In Ottawa, Parliament Hill and the Canadian Parliament are a bit like Tolkien’s Mount Doom—you can see it from pretty much anywhere in the downtown core and it feel like living under the Eye of Sauron (or Harper, depending how you feel about it—to me it’s the same).
Although Ottawa doesn’t have as many condos as in Toronto, they are still popular here, especially in the downtown core. The past few years, I have seen quite a few new buildings popping up on Rideau Street, around the Byward Market and in the Bank Street neighborhood.
I headed to Château Laurier, nearby Parliament Hill, one of Ottawa’s most famous hotels and landmarks. The last time I was inside for a peek had been around Christmas time a few years ago, and this time it looked very different: brides and grooms had replaced Santa Claus!
Locals and tourists often comment on Ottawa’s postcard-perfect views and main sights, such as the…
Recently, a new sign was put up by the entrance of the Ottawa Public Library: “Do not feed the wildlife”. The pigeon posing by the sign seemed particularly offended. “But I’m hungry!”
Last weekend, Feng and I took a long walk on Parliament Hill and along the Ottawa River. The Parliament grounds were crowded—the nice weather and the Tulips Festival brought a lot of tourists, mostly from China, India, the U.S. and other Canadian cities.
Canada is a peaceful nation, which is probably why next to the “war – this way” sign, there is a “wong way” sign. Or at least, that’s my twisted interpretation of this picture I snapped between Parliament Hill and Sparks Street.
The opening weekend of the 2012 Tulips Festival was very warm, and most of the flowers had just bloomed. Dow’s Lake was packed and people were fighting to have their picture taken by the flower beds. Eh, this is Canada, we don’t get to see flowers other than at the grocery store for six months at the time!
In Ottawa, the heart of Little Italy lies along Preston Street, in the area known as “Corso Italia”. Like in Chinatown, the entrance on Carling is marked by a metal arch in the colours of the Italian flag. Even the electrical lockers are painted in the colours of the flag!

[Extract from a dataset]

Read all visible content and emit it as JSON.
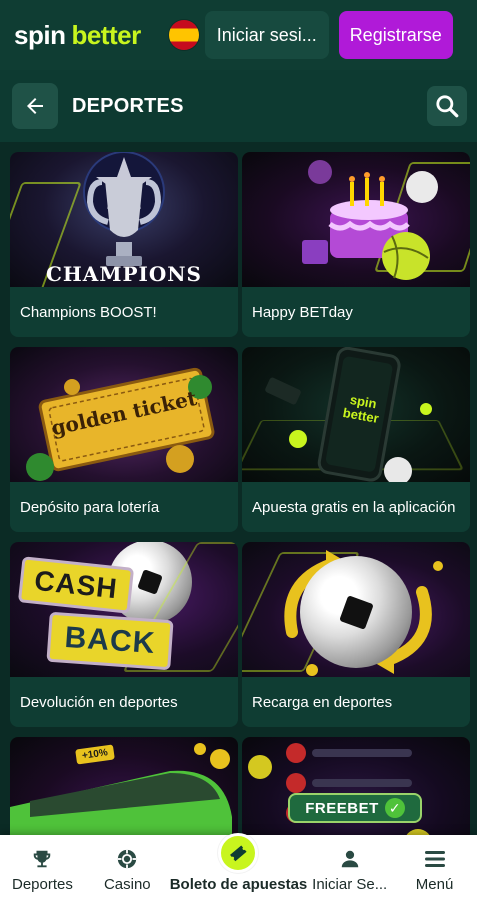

I’m a huge fan of signs and I always keep an eye out for the funniest or strangest ones, at home or abroad. I found this gem when exploring the Central Experimental Farm a few days ago. It was put up in the very quiet parking lot. Feng and I looked at each other and burst out laughing. “The hell…?” we wondered.
Some days are hot, some days are cold, but we are slowly getting there—spring is on the way. The grass is green, little critters can be spotted all around the city and flowers are blooming. It will take a while to be in full spring mode, but at least winter should be behind us by now. Hopefully, I didn’t just jinx it.
The other day, I was shopping at Herbs & Spice, a food store on Bank Street. I walked out carrying heavy bags and in a hurry to go back home, and fell face to face with this sign from the shop next door, Wilde’s: “Nothing says ‘I love you’ like a dildo”.
I was sort of taken aback for a second, then it made me giggle like a schoolgirl.
As the joke goes in Canada, we have two seasons: winter and construction. And with winter approaching fast, the city is trying to wrap up many construction projects, but some roads are still a mess.
Between adjusting the clock backward and the short late fall days, the sun now sets around 4:30 p.m. The downsides are obvious: everyone feels tired and it’s hard to go back home in the dark. But on the plus side, we regularly get to see wonderful sunsets.
In Ottawa, a simple glance at the Rideau Canal is enough to realize the seasons are changing
From mid-May to mid-October, the locks are open and dozens of boats sail on the historic canal. The scenery is picture-perfect with lots of green trees along the water, and the area is an ode to outdoor living.
Then the canal is drained by opening the locks by the Château Laurier, in order to prepare for the winter and to eventually create the longest skating rink in the world.